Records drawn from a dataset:
::::::
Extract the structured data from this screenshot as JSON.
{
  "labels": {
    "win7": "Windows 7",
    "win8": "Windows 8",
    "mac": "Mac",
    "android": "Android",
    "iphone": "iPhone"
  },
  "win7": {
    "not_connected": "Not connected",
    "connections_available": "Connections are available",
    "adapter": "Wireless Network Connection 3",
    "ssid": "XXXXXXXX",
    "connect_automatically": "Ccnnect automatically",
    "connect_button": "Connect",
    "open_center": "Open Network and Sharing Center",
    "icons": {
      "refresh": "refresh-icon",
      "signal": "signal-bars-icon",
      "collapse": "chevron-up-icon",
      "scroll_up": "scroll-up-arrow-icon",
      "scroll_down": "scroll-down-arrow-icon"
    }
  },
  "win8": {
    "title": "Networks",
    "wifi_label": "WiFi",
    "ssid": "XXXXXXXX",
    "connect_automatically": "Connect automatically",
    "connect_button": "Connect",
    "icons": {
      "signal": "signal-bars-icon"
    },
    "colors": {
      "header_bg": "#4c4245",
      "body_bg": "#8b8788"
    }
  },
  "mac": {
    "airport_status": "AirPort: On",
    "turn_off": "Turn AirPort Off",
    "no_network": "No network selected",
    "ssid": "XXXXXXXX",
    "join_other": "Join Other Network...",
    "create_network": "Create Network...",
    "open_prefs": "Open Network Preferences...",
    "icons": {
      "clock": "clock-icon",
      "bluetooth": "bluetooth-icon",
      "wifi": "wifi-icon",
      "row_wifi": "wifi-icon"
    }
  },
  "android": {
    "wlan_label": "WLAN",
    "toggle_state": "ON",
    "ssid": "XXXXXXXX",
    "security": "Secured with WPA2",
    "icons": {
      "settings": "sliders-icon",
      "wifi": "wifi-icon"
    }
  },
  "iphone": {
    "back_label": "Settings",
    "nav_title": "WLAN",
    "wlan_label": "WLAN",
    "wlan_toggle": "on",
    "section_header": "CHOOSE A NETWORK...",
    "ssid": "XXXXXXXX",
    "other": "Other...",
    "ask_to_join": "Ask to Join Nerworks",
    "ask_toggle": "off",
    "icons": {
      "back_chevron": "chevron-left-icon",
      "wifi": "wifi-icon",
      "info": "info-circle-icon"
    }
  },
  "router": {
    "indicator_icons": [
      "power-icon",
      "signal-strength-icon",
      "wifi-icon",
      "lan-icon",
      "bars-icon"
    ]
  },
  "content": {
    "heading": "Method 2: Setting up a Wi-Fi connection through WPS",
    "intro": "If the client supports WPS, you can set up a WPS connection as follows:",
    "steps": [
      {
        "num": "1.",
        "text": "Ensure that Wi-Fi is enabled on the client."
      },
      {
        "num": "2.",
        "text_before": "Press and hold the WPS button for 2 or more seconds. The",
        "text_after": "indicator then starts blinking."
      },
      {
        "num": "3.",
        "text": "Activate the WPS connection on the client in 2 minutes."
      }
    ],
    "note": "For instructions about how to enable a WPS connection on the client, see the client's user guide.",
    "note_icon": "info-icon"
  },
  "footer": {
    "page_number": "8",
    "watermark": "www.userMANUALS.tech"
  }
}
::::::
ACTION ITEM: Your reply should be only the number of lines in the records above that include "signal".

RESPONSE: 3